_TASK REQUIREMENTS_
Look through the records below and collect all lines that hold the string "панели".

_PROVIDED ENTRIES_
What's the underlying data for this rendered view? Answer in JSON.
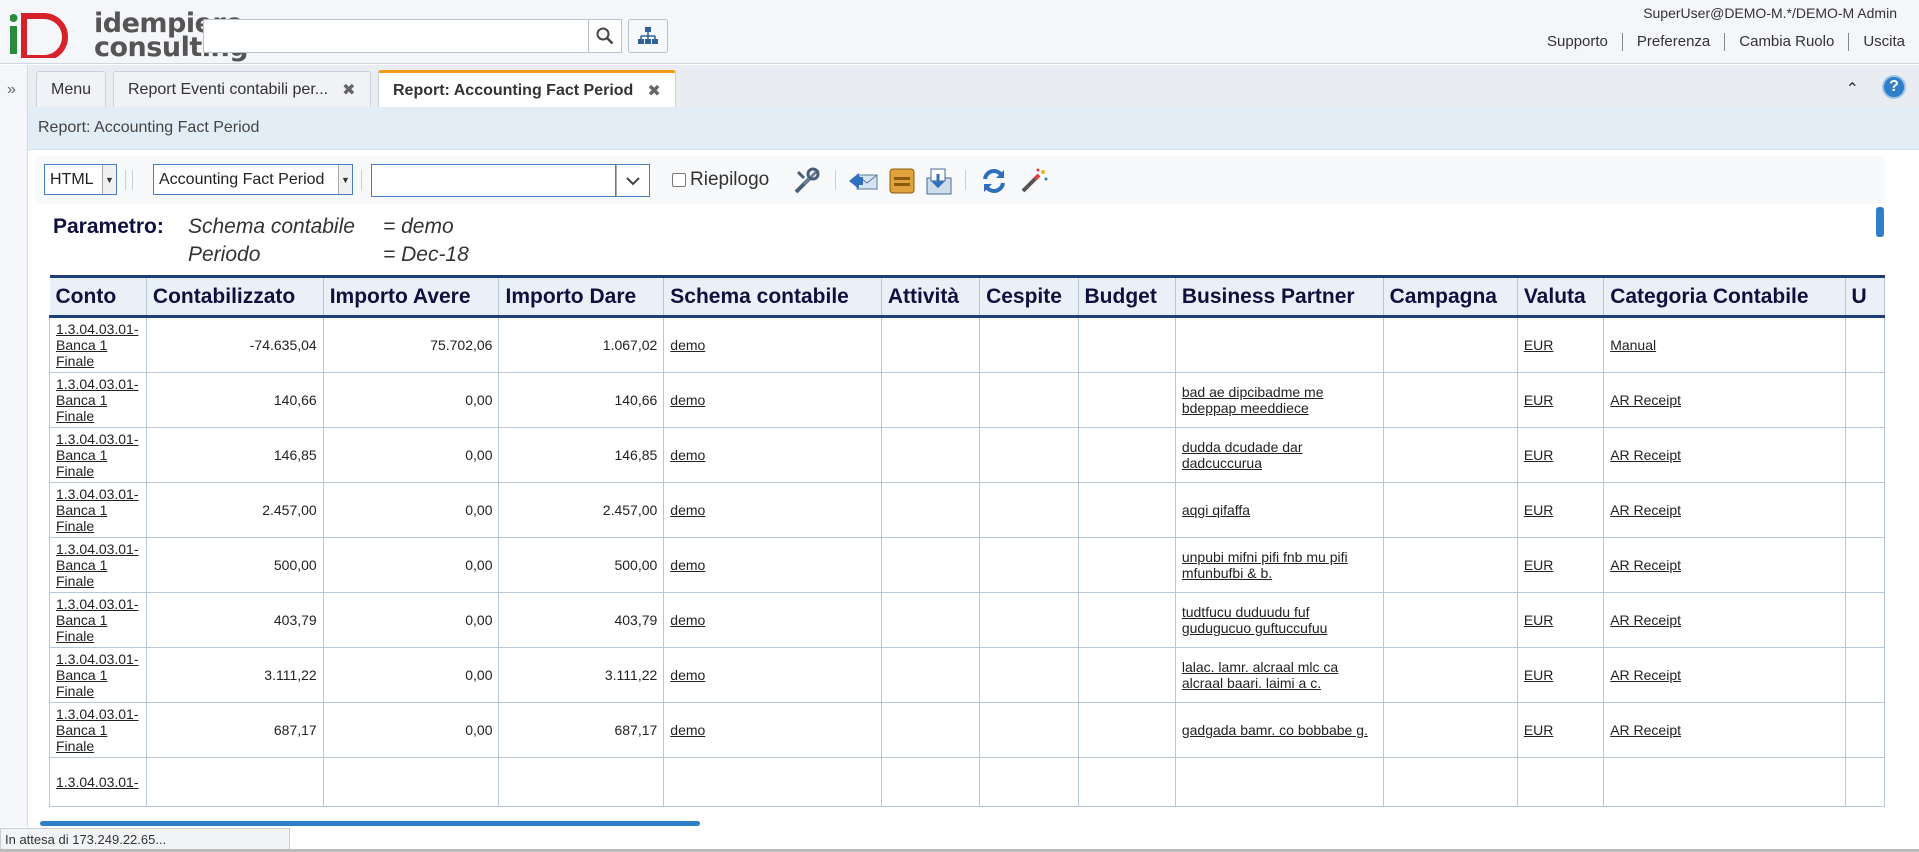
{
  "header": {
    "logo_word1": "idempiere",
    "logo_word2": "consulting",
    "search_placeholder": "",
    "user": "SuperUser@DEMO-M.*/DEMO-M Admin",
    "links": [
      "Supporto",
      "Preferenza",
      "Cambia Ruolo",
      "Uscita"
    ]
  },
  "tabs": [
    {
      "label": "Menu",
      "closable": false
    },
    {
      "label": "Report Eventi contabili per...",
      "closable": true
    },
    {
      "label": "Report: Accounting Fact Period",
      "closable": true,
      "active": true
    }
  ],
  "breadcrumb": "Report: Accounting Fact Period",
  "toolbar": {
    "format": "HTML",
    "print_format": "Accounting Fact Period",
    "combo_value": "",
    "summary_label": "Riepilogo",
    "summary_checked": false
  },
  "params": {
    "label": "Parametro:",
    "rows": [
      {
        "name": "Schema contabile",
        "value": "= demo"
      },
      {
        "name": "Periodo",
        "value": "= Dec-18"
      }
    ]
  },
  "table": {
    "columns": [
      "Conto",
      "Contabilizzato",
      "Importo Avere",
      "Importo Dare",
      "Schema contabile",
      "Attività",
      "Cespite",
      "Budget",
      "Business Partner",
      "Campagna",
      "Valuta",
      "Categoria Contabile",
      "U"
    ],
    "rows": [
      {
        "conto": "1.3.04.03.01-Banca 1 Finale",
        "contab": "-74.635,04",
        "avere": "75.702,06",
        "dare": "1.067,02",
        "schema": "demo",
        "bp": "",
        "valuta": "EUR",
        "categoria": "Manual"
      },
      {
        "conto": "1.3.04.03.01-Banca 1 Finale",
        "contab": "140,66",
        "avere": "0,00",
        "dare": "140,66",
        "schema": "demo",
        "bp": "bad ae dipcibadme me bdeppap meeddiece",
        "valuta": "EUR",
        "categoria": "AR Receipt"
      },
      {
        "conto": "1.3.04.03.01-Banca 1 Finale",
        "contab": "146,85",
        "avere": "0,00",
        "dare": "146,85",
        "schema": "demo",
        "bp": "dudda dcudade dar dadcuccurua",
        "valuta": "EUR",
        "categoria": "AR Receipt"
      },
      {
        "conto": "1.3.04.03.01-Banca 1 Finale",
        "contab": "2.457,00",
        "avere": "0,00",
        "dare": "2.457,00",
        "schema": "demo",
        "bp": "aqgi qifaffa",
        "valuta": "EUR",
        "categoria": "AR Receipt"
      },
      {
        "conto": "1.3.04.03.01-Banca 1 Finale",
        "contab": "500,00",
        "avere": "0,00",
        "dare": "500,00",
        "schema": "demo",
        "bp": "unpubi mifni pifi fnb mu pifi mfunbufbi & b.",
        "valuta": "EUR",
        "categoria": "AR Receipt"
      },
      {
        "conto": "1.3.04.03.01-Banca 1 Finale",
        "contab": "403,79",
        "avere": "0,00",
        "dare": "403,79",
        "schema": "demo",
        "bp": "tudtfucu duduudu fuf gudugucuo guftuccufuu",
        "valuta": "EUR",
        "categoria": "AR Receipt"
      },
      {
        "conto": "1.3.04.03.01-Banca 1 Finale",
        "contab": "3.111,22",
        "avere": "0,00",
        "dare": "3.111,22",
        "schema": "demo",
        "bp": "lalac. lamr. alcraal mlc ca alcraal baari. laimi a c.",
        "valuta": "EUR",
        "categoria": "AR Receipt"
      },
      {
        "conto": "1.3.04.03.01-Banca 1 Finale",
        "contab": "687,17",
        "avere": "0,00",
        "dare": "687,17",
        "schema": "demo",
        "bp": "gadgada bamr. co bobbabe g.",
        "valuta": "EUR",
        "categoria": "AR Receipt"
      },
      {
        "conto": "1.3.04.03.01-",
        "contab": "",
        "avere": "",
        "dare": "",
        "schema": "",
        "bp": "",
        "valuta": "",
        "categoria": ""
      }
    ]
  },
  "status": "In attesa di 173.249.22.65...",
  "colors": {
    "accent": "#2f7ec9",
    "tab_active_border": "#f19b1c",
    "header_navy": "#10103f"
  }
}
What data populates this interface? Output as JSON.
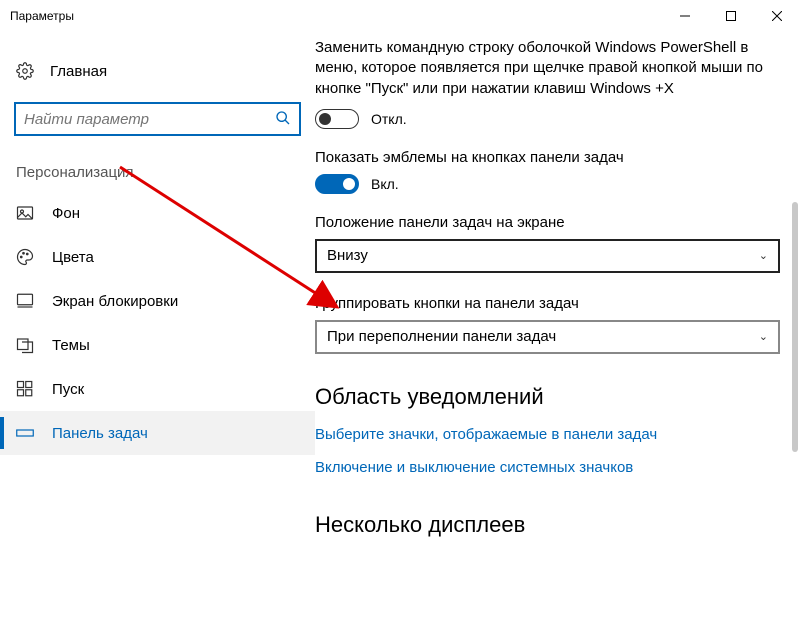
{
  "window": {
    "title": "Параметры"
  },
  "sidebar": {
    "home": "Главная",
    "search_placeholder": "Найти параметр",
    "section": "Персонализация",
    "items": [
      {
        "label": "Фон"
      },
      {
        "label": "Цвета"
      },
      {
        "label": "Экран блокировки"
      },
      {
        "label": "Темы"
      },
      {
        "label": "Пуск"
      },
      {
        "label": "Панель задач"
      }
    ]
  },
  "main": {
    "powershell_desc": "Заменить командную строку оболочкой Windows PowerShell в меню, которое появляется при щелчке правой кнопкой мыши по кнопке \"Пуск\" или при нажатии клавиш Windows +X",
    "off_label": "Откл.",
    "badges_label": "Показать эмблемы на кнопках панели задач",
    "on_label": "Вкл.",
    "position_label": "Положение панели задач на экране",
    "position_value": "Внизу",
    "group_label": "Группировать кнопки на панели задач",
    "group_value": "При переполнении панели задач",
    "notif_heading": "Область уведомлений",
    "link_icons": "Выберите значки, отображаемые в панели задач",
    "link_sysicons": "Включение и выключение системных значков",
    "multi_heading": "Несколько дисплеев"
  }
}
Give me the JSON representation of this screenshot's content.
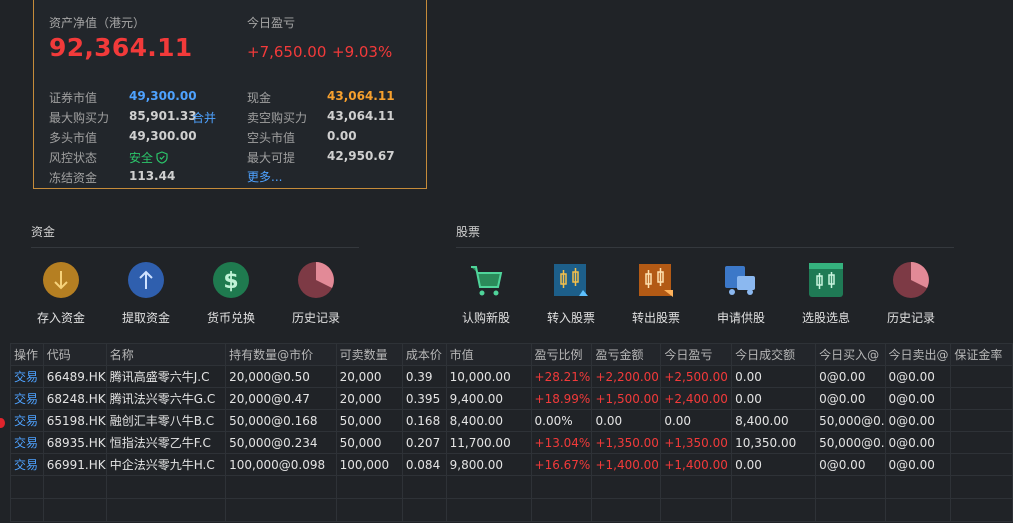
{
  "summary": {
    "net_asset_label": "资产净值（港元）",
    "net_asset_value": "92,364.11",
    "today_pl_label": "今日盈亏",
    "today_pl_amount": "+7,650.00",
    "today_pl_pct": "+9.03%",
    "rows": [
      {
        "k1": "证券市值",
        "v1": "49,300.00",
        "k2": "现金",
        "v2": "43,064.11"
      },
      {
        "k1": "最大购买力",
        "v1": "85,901.33",
        "k2": "卖空购买力",
        "v2": "43,064.11"
      },
      {
        "k1": "多头市值",
        "v1": "49,300.00",
        "k2": "空头市值",
        "v2": "0.00"
      },
      {
        "k1": "风控状态",
        "v1": "安全",
        "k2": "最大可提",
        "v2": "42,950.67"
      },
      {
        "k1": "冻结资金",
        "v1": "113.44",
        "k2": "",
        "v2": ""
      }
    ],
    "merge_link": "合并",
    "more_link": "更多...",
    "colors": {
      "positive": "#f23a3a",
      "blue": "#4ea2ff",
      "orange": "#f7a02d",
      "safe": "#2bc46a"
    }
  },
  "funds": {
    "title": "资金",
    "tiles": [
      {
        "label": "存入资金",
        "icon": "deposit-icon"
      },
      {
        "label": "提取资金",
        "icon": "withdraw-icon"
      },
      {
        "label": "货币兑换",
        "icon": "currency-exchange-icon"
      },
      {
        "label": "历史记录",
        "icon": "history-icon"
      }
    ]
  },
  "stocks": {
    "title": "股票",
    "tiles": [
      {
        "label": "认购新股",
        "icon": "ipo-cart-icon"
      },
      {
        "label": "转入股票",
        "icon": "transfer-in-icon"
      },
      {
        "label": "转出股票",
        "icon": "transfer-out-icon"
      },
      {
        "label": "申请供股",
        "icon": "rights-issue-icon"
      },
      {
        "label": "选股选息",
        "icon": "scrip-dividend-icon"
      },
      {
        "label": "历史记录",
        "icon": "history-icon"
      }
    ]
  },
  "holdings": {
    "headers": [
      "操作",
      "代码",
      "名称",
      "持有数量@市价",
      "可卖数量",
      "成本价",
      "市值",
      "盈亏比例",
      "盈亏金额",
      "今日盈亏",
      "今日成交额",
      "今日买入@",
      "今日卖出@",
      "保证金率"
    ],
    "rows": [
      [
        "交易",
        "66489.HK",
        "腾讯高盛零六牛J.C",
        "20,000@0.50",
        "20,000",
        "0.39",
        "10,000.00",
        "+28.21%",
        "+2,200.00",
        "+2,500.00",
        "0.00",
        "0@0.00",
        "0@0.00",
        ""
      ],
      [
        "交易",
        "68248.HK",
        "腾讯法兴零六牛G.C",
        "20,000@0.47",
        "20,000",
        "0.395",
        "9,400.00",
        "+18.99%",
        "+1,500.00",
        "+2,400.00",
        "0.00",
        "0@0.00",
        "0@0.00",
        ""
      ],
      [
        "交易",
        "65198.HK",
        "融创汇丰零八牛B.C",
        "50,000@0.168",
        "50,000",
        "0.168",
        "8,400.00",
        "0.00%",
        "0.00",
        "0.00",
        "8,400.00",
        "50,000@0.",
        "0@0.00",
        ""
      ],
      [
        "交易",
        "68935.HK",
        "恒指法兴零乙牛F.C",
        "50,000@0.234",
        "50,000",
        "0.207",
        "11,700.00",
        "+13.04%",
        "+1,350.00",
        "+1,350.00",
        "10,350.00",
        "50,000@0.",
        "0@0.00",
        ""
      ],
      [
        "交易",
        "66991.HK",
        "中企法兴零九牛H.C",
        "100,000@0.098",
        "100,000",
        "0.084",
        "9,800.00",
        "+16.67%",
        "+1,400.00",
        "+1,400.00",
        "0.00",
        "0@0.00",
        "0@0.00",
        ""
      ]
    ]
  }
}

_WRITTEN ANSWER_
    "badges_label": "Показать эмблемы на кнопках панели задач",
    "position_label": "Положение панели задач на экране",
    "group_label": "Группировать кнопки на панели задач",
    "group_value": "При переполнении панели задач",
    "link_icons": "Выберите значки, отображаемые в панели задач",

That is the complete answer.